● **Work request**
Word for word, reproduce all of the entries shown below.

*** Listed entries

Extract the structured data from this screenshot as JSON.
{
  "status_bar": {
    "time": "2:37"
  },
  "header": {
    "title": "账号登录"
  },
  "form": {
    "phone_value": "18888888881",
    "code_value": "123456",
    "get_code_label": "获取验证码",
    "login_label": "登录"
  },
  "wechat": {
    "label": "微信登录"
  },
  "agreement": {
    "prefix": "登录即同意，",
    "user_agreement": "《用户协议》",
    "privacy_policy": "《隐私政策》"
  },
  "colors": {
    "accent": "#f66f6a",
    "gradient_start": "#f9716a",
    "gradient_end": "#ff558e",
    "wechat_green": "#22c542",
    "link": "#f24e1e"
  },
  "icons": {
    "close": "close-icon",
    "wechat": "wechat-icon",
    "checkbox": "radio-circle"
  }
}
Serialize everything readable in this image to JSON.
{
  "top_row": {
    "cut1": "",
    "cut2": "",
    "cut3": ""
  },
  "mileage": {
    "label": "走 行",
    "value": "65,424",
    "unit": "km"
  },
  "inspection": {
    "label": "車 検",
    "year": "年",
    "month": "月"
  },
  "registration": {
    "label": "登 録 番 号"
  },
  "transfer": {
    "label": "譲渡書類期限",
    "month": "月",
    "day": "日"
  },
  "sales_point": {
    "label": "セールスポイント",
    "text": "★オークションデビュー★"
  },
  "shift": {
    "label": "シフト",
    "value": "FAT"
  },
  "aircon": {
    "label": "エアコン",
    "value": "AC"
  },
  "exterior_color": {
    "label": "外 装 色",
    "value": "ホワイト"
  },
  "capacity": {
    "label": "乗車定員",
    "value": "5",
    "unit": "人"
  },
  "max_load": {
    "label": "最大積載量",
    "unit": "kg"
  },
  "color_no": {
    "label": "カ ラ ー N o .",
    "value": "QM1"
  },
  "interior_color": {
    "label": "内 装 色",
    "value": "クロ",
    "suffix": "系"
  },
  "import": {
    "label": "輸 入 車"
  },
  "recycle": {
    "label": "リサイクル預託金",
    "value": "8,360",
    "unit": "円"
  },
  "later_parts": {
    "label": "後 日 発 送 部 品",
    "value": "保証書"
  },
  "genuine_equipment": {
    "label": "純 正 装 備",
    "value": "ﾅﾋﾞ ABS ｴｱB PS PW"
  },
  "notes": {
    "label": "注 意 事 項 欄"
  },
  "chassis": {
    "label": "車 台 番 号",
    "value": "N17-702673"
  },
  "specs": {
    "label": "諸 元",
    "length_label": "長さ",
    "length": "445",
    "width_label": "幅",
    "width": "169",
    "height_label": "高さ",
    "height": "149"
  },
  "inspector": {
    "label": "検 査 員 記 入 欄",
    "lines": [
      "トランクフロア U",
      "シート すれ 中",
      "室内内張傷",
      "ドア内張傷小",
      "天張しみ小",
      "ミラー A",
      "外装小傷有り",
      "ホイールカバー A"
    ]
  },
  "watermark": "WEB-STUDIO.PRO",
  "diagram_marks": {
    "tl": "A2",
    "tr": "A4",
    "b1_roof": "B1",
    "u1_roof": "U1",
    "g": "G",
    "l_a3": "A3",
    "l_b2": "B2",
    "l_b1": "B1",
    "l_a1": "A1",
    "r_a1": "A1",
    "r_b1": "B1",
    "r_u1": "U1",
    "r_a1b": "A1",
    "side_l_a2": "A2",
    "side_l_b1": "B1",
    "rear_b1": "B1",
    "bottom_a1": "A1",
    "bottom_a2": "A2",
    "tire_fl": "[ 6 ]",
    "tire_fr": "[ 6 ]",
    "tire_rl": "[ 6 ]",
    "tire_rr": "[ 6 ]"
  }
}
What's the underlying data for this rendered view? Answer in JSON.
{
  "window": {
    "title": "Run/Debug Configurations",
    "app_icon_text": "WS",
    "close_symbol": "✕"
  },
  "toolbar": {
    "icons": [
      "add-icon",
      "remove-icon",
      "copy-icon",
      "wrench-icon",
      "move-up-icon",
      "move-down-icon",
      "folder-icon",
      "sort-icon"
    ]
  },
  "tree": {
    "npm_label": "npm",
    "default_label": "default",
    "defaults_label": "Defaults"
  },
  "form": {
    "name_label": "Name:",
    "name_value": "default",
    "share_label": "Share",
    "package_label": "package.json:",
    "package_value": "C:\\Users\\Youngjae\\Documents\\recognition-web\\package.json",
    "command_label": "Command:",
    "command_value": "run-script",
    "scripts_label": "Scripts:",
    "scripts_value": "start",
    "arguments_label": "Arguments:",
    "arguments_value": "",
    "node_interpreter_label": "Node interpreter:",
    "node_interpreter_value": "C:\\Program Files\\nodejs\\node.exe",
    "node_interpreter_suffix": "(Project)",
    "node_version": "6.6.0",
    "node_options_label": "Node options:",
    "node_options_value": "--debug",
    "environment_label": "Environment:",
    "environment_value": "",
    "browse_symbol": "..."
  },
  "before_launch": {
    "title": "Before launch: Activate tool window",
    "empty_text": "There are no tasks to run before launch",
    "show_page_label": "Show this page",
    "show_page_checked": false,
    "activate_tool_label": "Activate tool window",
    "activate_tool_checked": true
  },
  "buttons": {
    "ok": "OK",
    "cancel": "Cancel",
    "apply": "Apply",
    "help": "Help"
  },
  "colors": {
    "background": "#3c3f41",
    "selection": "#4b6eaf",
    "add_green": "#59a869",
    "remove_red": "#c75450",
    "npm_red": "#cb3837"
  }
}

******

● **Exercise output**
Extract the structured data from this screenshot as JSON.
{
  "status_bar": {
    "time": "2:37"
  },
  "header": {
    "title": "账号登录"
  },
  "form": {
    "phone_value": "18888888881",
    "code_value": "123456",
    "get_code_label": "获取验证码",
    "login_label": "登录"
  },
  "wechat": {
    "label": "微信登录"
  },
  "agreement": {
    "prefix": "登录即同意，",
    "user_agreement": "《用户协议》",
    "privacy_policy": "《隐私政策》"
  },
  "colors": {
    "accent": "#f66f6a",
    "gradient_start": "#f9716a",
    "gradient_end": "#ff558e",
    "wechat_green": "#22c542",
    "link": "#f24e1e"
  },
  "icons": {
    "close": "close-icon",
    "wechat": "wechat-icon",
    "checkbox": "radio-circle"
  }
}
Serialize everything readable in this image to JSON.
{
  "top_row": {
    "cut1": "",
    "cut2": "",
    "cut3": ""
  },
  "mileage": {
    "label": "走 行",
    "value": "65,424",
    "unit": "km"
  },
  "inspection": {
    "label": "車 検",
    "year": "年",
    "month": "月"
  },
  "registration": {
    "label": "登 録 番 号"
  },
  "transfer": {
    "label": "譲渡書類期限",
    "month": "月",
    "day": "日"
  },
  "sales_point": {
    "label": "セールスポイント",
    "text": "★オークションデビュー★"
  },
  "shift": {
    "label": "シフト",
    "value": "FAT"
  },
  "aircon": {
    "label": "エアコン",
    "value": "AC"
  },
  "exterior_color": {
    "label": "外 装 色",
    "value": "ホワイト"
  },
  "capacity": {
    "label": "乗車定員",
    "value": "5",
    "unit": "人"
  },
  "max_load": {
    "label": "最大積載量",
    "unit": "kg"
  },
  "color_no": {
    "label": "カ ラ ー N o .",
    "value": "QM1"
  },
  "interior_color": {
    "label": "内 装 色",
    "value": "クロ",
    "suffix": "系"
  },
  "import": {
    "label": "輸 入 車"
  },
  "recycle": {
    "label": "リサイクル預託金",
    "value": "8,360",
    "unit": "円"
  },
  "later_parts": {
    "label": "後 日 発 送 部 品",
    "value": "保証書"
  },
  "genuine_equipment": {
    "label": "純 正 装 備",
    "value": "ﾅﾋﾞ ABS ｴｱB PS PW"
  },
  "notes": {
    "label": "注 意 事 項 欄"
  },
  "chassis": {
    "label": "車 台 番 号",
    "value": "N17-702673"
  },
  "specs": {
    "label": "諸 元",
    "length_label": "長さ",
    "length": "445",
    "width_label": "幅",
    "width": "169",
    "height_label": "高さ",
    "height": "149"
  },
  "inspector": {
    "label": "検 査 員 記 入 欄",
    "lines": [
      "トランクフロア U",
      "シート すれ 中",
      "室内内張傷",
      "ドア内張傷小",
      "天張しみ小",
      "ミラー A",
      "外装小傷有り",
      "ホイールカバー A"
    ]
  },
  "watermark": "WEB-STUDIO.PRO",
  "diagram_marks": {
    "tl": "A2",
    "tr": "A4",
    "b1_roof": "B1",
    "u1_roof": "U1",
    "g": "G",
    "l_a3": "A3",
    "l_b2": "B2",
    "l_b1": "B1",
    "l_a1": "A1",
    "r_a1": "A1",
    "r_b1": "B1",
    "r_u1": "U1",
    "r_a1b": "A1",
    "side_l_a2": "A2",
    "side_l_b1": "B1",
    "rear_b1": "B1",
    "bottom_a1": "A1",
    "bottom_a2": "A2",
    "tire_fl": "[ 6 ]",
    "tire_fr": "[ 6 ]",
    "tire_rl": "[ 6 ]",
    "tire_rr": "[ 6 ]"
  }
}
What's the underlying data for this rendered view? Answer in JSON.
{
  "window": {
    "title": "Run/Debug Configurations",
    "app_icon_text": "WS",
    "close_symbol": "✕"
  },
  "toolbar": {
    "icons": [
      "add-icon",
      "remove-icon",
      "copy-icon",
      "wrench-icon",
      "move-up-icon",
      "move-down-icon",
      "folder-icon",
      "sort-icon"
    ]
  },
  "tree": {
    "npm_label": "npm",
    "default_label": "default",
    "defaults_label": "Defaults"
  },
  "form": {
    "name_label": "Name:",
    "name_value": "default",
    "share_label": "Share",
    "package_label": "package.json:",
    "package_value": "C:\\Users\\Youngjae\\Documents\\recognition-web\\package.json",
    "command_label": "Command:",
    "command_value": "run-script",
    "scripts_label": "Scripts:",
    "scripts_value": "start",
    "arguments_label": "Arguments:",
    "arguments_value": "",
    "node_interpreter_label": "Node interpreter:",
    "node_interpreter_value": "C:\\Program Files\\nodejs\\node.exe",
    "node_interpreter_suffix": "(Project)",
    "node_version": "6.6.0",
    "node_options_label": "Node options:",
    "node_options_value": "--debug",
    "environment_label": "Environment:",
    "environment_value": "",
    "browse_symbol": "..."
  },
  "before_launch": {
    "title": "Before launch: Activate tool window",
    "empty_text": "There are no tasks to run before launch",
    "show_page_label": "Show this page",
    "show_page_checked": false,
    "activate_tool_label": "Activate tool window",
    "activate_tool_checked": true
  },
  "buttons": {
    "ok": "OK",
    "cancel": "Cancel",
    "apply": "Apply",
    "help": "Help"
  },
  "colors": {
    "background": "#3c3f41",
    "selection": "#4b6eaf",
    "add_green": "#59a869",
    "remove_red": "#c75450",
    "npm_red": "#cb3837"
  }
}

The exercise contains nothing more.